- TASK STATEMENT:
Write out the data below in full, please. Keep every character as given.

─── INPUT ───

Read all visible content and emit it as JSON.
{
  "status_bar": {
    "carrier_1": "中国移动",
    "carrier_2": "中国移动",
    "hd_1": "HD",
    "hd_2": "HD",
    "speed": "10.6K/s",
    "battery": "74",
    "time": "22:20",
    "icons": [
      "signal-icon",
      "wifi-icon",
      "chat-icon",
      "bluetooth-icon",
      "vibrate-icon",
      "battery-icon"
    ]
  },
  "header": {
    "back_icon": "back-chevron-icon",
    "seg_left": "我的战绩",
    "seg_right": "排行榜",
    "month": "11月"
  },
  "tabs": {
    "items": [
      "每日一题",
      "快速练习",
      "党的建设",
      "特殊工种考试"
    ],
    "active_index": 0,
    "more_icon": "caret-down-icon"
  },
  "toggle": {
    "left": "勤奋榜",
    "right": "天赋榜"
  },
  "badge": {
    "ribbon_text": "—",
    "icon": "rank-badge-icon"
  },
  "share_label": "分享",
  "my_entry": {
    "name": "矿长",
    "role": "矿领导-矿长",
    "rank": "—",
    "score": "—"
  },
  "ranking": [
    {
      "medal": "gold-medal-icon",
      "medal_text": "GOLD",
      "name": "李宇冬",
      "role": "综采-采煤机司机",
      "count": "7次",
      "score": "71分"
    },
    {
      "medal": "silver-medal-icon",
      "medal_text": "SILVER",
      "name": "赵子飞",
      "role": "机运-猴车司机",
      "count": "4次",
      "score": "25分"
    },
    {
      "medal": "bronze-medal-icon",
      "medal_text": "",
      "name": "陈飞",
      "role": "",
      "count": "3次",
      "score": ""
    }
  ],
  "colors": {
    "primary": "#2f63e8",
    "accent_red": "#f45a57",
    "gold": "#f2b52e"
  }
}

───

- YOUR RESPONSE:
Read all visible content and emit it as JSON.
{
  "status_bar": {
    "carrier_1": "中国移动",
    "carrier_2": "中国移动",
    "hd_1": "HD",
    "hd_2": "HD",
    "speed": "10.6K/s",
    "battery": "74",
    "time": "22:20",
    "icons": [
      "signal-icon",
      "wifi-icon",
      "chat-icon",
      "bluetooth-icon",
      "vibrate-icon",
      "battery-icon"
    ]
  },
  "header": {
    "back_icon": "back-chevron-icon",
    "seg_left": "我的战绩",
    "seg_right": "排行榜",
    "month": "11月"
  },
  "tabs": {
    "items": [
      "每日一题",
      "快速练习",
      "党的建设",
      "特殊工种考试"
    ],
    "active_index": 0,
    "more_icon": "caret-down-icon"
  },
  "toggle": {
    "left": "勤奋榜",
    "right": "天赋榜"
  },
  "badge": {
    "ribbon_text": "—",
    "icon": "rank-badge-icon"
  },
  "share_label": "分享",
  "my_entry": {
    "name": "矿长",
    "role": "矿领导-矿长",
    "rank": "—",
    "score": "—"
  },
  "ranking": [
    {
      "medal": "gold-medal-icon",
      "medal_text": "GOLD",
      "name": "李宇冬",
      "role": "综采-采煤机司机",
      "count": "7次",
      "score": "71分"
    },
    {
      "medal": "silver-medal-icon",
      "medal_text": "SILVER",
      "name": "赵子飞",
      "role": "机运-猴车司机",
      "count": "4次",
      "score": "25分"
    },
    {
      "medal": "bronze-medal-icon",
      "medal_text": "",
      "name": "陈飞",
      "role": "",
      "count": "3次",
      "score": ""
    }
  ],
  "colors": {
    "primary": "#2f63e8",
    "accent_red": "#f45a57",
    "gold": "#f2b52e"
  }
}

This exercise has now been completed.